Somewhere in the crowded scrum, Moore collided with a Storm player and fell to the floor. While she lay motionless and the Storm player walked away unharmed, Moore was called for an offensive foul.

“I don’t really have an explanation for it other than that was the call,” Moore said. “ … But you’ve got to play through it. Things are going to happen in ballgames. Calls are going to be made that you don’t like. It’s how you respond.”

Respond she did. And so did her team.

The play sparked an 11-2 run to end the third quarter, and the Lynx cruised to an 82-57 victory over the Storm at the Target Center. After leading by just one at halftime, the Lynx outscored the Storm 25-10 in the third quarter, separating themselves from the Western Conference bottom feeder.

Moore led all players with 23 points and 11 rebounds. Lindsay Whalen added 16 points, and Seimone Augustus 15. Both Whalen and Augusus had four assists also.

“Any time I get hit or something, it just naturally gets my juices flowing,” Moore said. “I try to use every opportunity of adversity to fuel me to be better for my team.”

On the Lynx’s next offensive possession after Moore’s offensive foul, the forward came down the court with a full head of steam and banked in a layup to extend the Lynx lead to nine.

Moments later, she grabbed a defensive rebound and found Augustus, who fed Devereaux Peters for an open layup.

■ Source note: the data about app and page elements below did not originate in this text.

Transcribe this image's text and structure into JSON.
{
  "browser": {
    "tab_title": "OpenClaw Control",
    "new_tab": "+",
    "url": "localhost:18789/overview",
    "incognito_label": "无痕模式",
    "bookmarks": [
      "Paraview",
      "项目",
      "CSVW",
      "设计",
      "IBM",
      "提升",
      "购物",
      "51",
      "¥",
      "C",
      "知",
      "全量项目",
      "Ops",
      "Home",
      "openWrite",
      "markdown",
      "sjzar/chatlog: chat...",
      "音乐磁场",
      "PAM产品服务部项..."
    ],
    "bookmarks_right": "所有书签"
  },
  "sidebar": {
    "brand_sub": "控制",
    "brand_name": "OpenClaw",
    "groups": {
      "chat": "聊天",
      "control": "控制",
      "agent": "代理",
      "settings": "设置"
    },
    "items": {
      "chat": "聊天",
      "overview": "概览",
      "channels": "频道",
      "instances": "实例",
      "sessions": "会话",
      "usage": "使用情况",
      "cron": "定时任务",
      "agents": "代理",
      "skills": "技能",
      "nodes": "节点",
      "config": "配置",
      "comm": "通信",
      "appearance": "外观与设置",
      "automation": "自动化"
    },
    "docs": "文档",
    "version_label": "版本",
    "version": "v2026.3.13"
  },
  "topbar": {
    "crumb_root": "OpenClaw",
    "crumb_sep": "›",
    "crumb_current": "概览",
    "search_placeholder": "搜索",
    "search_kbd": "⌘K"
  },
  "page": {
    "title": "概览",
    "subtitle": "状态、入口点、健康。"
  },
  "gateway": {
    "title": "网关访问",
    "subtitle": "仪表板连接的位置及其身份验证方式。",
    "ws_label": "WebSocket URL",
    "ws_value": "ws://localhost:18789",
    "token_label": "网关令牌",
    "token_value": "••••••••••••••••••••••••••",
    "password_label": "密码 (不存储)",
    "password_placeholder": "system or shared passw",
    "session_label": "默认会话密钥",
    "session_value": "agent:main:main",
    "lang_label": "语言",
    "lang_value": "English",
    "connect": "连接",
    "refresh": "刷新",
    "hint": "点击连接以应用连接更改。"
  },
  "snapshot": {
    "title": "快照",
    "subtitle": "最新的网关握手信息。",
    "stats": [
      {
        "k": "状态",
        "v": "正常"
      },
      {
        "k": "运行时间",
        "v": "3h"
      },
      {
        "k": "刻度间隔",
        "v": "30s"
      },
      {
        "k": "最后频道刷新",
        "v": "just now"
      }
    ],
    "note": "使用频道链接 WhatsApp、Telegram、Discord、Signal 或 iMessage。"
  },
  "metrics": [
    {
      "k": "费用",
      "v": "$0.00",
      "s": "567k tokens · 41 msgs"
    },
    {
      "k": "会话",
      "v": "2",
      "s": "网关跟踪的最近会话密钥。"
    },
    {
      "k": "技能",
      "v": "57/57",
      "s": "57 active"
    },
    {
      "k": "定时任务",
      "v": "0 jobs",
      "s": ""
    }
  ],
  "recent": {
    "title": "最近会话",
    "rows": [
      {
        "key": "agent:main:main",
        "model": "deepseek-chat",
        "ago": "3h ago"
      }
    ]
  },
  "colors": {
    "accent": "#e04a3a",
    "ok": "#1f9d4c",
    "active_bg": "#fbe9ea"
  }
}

Just eight days ago in Seattle, the Lynx allowed 51 first-half points and late in the second quarter trailed the Storm by 18 points. But in the Lynx’s third-largest comeback victory in team history, they played stout second-half defense and won by three.

On Friday, the Lynx (8-2) knew they had to force the Storm (3-8) off the three-point line. Seattle shot 3-for-6 from behind the arc in the first quarter, but the Lynx held the Storm to just 5-for-18 for the game, and none in the second half.

“That’s just picking up our defensive intensity, getting some deflections, trying to make them take tough shots, staying in plays and then rebounding and running,” Moore said. “When our defense is locked in, our offense is much, much better.”

Standing at half-court before Friday’s game, Lynx coach Cheryl Reeve said that she didn’t think her team played such bad first-half defense against the Storm two weeks ago. It was just a step behind Seattle.

On Friday, the Lynx were a step in front instead, and ran away with the victory.

“A really good second half for us,” Reeve said. “[Seattle] had, I think it was 14 [second-half] points, with five minutes left in the fourth quarter.

“I think we just kind of wore them down and we had a bounce in our step on offense.”